This is an extract from my Gas-Lamp Fantasy Role-Playing supplement on Japan.
Japanese Literature: Prose
This section covers prose and poetry: Theatre has a separate section.
The earliest surviving works of Japanese literature date from the 7th century AD. They were written in Chinese.
In the 10th century diaries rose to prominence as prose forms, including The Tosa Diary of Ki Tsurayuki (935); and The Diary of Murasaki Shikibu. Many of these diaries were written by ladies of the court. Murasaki Shikibu also wrote the more famous Tale of Genji.
The Kamakura period produced the classic and atmospheric novel Tale of Matsura Shrine by Teika. Diaries continued to be popular in this period: some of them more poetry than prose. Collections of religious or demotic tales became popular, as did tales of war and battle, including such works as The Tale of the Heike (1220).

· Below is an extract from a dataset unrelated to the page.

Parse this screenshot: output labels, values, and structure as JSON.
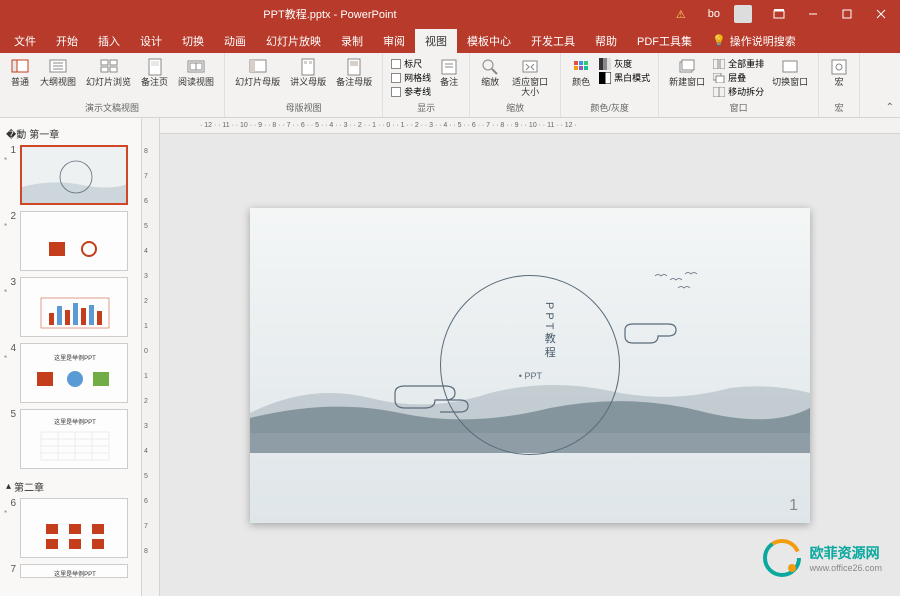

In the Muromachi and Azuchi-Momoyama periods (1338-1600) short stories continued to remain popular, although they did not quite reach the literary highs of the past.
During the Tokugawa period (ending in 1867) printing was used more extensively in Japan. This allowed reading matter to spread, so that there could be a popular literature, rather than such works being for the select few. The Japanese had known about printing for hundreds of years but, in the past, had reserved its use for religious works. The first printed, commercial works appeared in 1609.
Literary works in the 17th century were kana books. This was a catch-all term which included a wide number of subjects, from fiction to religious works to factual works. The most important works of the 17th century were probably Tales of the Floating World by Asai Ryoi; and the classic The Life of an Amorous Man (1682) by Saikaku, which helped change the world of Japanese literature, with a literary renaissance in the following decades.
More fiction was produced but, with some exceptions, the quality began to decline towards the end of the 18th century. The most important work of that period was probably the collection of supernatural stories Tales of Moonlight and Rain (1776), by Ueda Akinari.
Comic fiction grew in popularity, such as Travels on Foot on the Tokaido, published in the first quarter of the 19th century.
In the last couple of decades Western literature has finally begun to penetrate into Japan. Early translated works include Self-Help by Samuel Smiles, and Ernest Maltravers, by Lord Bulwer-Lytton, the latter novel appearing under the title Karyu Shinwa (A Spring Tale of Blossoms and Willows). It is certain that, in the years ahead, even more Western works will enter Japan.